For seven consecutive years, Taiwan Academy and Hawaii International Film Festival have copresented Spotlight On Taiwan special screenings with the support from the Ministry of Culture of Taiwan. The screening this year showcases feature-length films and shorts of various styles and themes from emerging Taiwanese filmmakers. All of the titles will be screening at the Regal Dole Cannery Stadium 18 from November 9th through 16th.
The Rope Curse is a horror movie that combines themes of ancient Taiwanese funeral tradition and school bullying with immense horror. Tea Land is a Golden Harvest award winning film. In the beautiful and tranquil background of Taiwanese mountains, we see the reality of human nature when money and survival are at risk.
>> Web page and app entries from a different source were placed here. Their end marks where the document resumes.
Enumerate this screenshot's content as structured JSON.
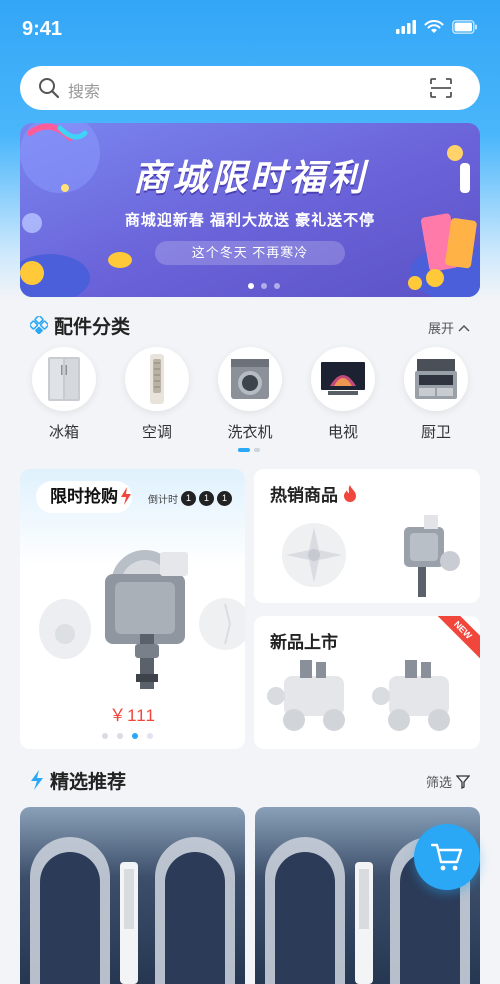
{
  "status_bar": {
    "time": "9:41"
  },
  "search": {
    "placeholder": "搜索"
  },
  "banner": {
    "title": "商城限时福利",
    "subtitle": "商城迎新春 福利大放送 豪礼送不停",
    "pill": "这个冬天 不再寒冷"
  },
  "categories_section": {
    "title": "配件分类",
    "action": "展开",
    "items": [
      {
        "label": "冰箱",
        "icon": "fridge-icon"
      },
      {
        "label": "空调",
        "icon": "air-conditioner-icon"
      },
      {
        "label": "洗衣机",
        "icon": "washing-machine-icon"
      },
      {
        "label": "电视",
        "icon": "tv-icon"
      },
      {
        "label": "厨卫",
        "icon": "kitchen-icon"
      }
    ]
  },
  "flash_sale": {
    "title": "限时抢购",
    "countdown_label": "倒计时",
    "countdown": [
      "1",
      "1",
      "1"
    ],
    "price": "￥111"
  },
  "hot_products": {
    "title": "热销商品"
  },
  "new_products": {
    "title": "新品上市",
    "badge": "NEW"
  },
  "recommend_section": {
    "title": "精选推荐",
    "action": "筛选"
  },
  "colors": {
    "accent": "#2aa7f5",
    "price": "#f0463c",
    "banner": "#6a62d8"
  }
}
Floating Weeds is a short film about the friendship of a young man who lost her mother and an old man who lost his wife. The film reveals the unique humanism of Taiwanese short films.
According to Taiwan Academy, the Network for the Promotion of Asian Cinema (NETPAC) was founded in 1990 by Cinemaya and UNESCO dedicated to promoting Asian film throughout the world. The prestigious NETPAC award is given at selected international film festivals to promote Asian cinemas shoot by emerging directors. The two Taiwanese films nominated by Hawaii International Film Festival this year, are debut titles from new Directors.
According the Variety, the Hawaii International Film Festival is one of the 50 unmissable film festivals in the world. It is one of the few festivals in the U.S. that places emphasis on Asian-Pacific films and up-and-coming filmmakers. It is held twice a year in Honolulu and other Hawaiian islands. Film critics, curators, educators, and the film industry around the world all pay their respects to the Hawaii International Film Festival. During the fall festival period, it draws 70,000 audiences in two weeks. Moviegoers are more than welcome to join the screenings.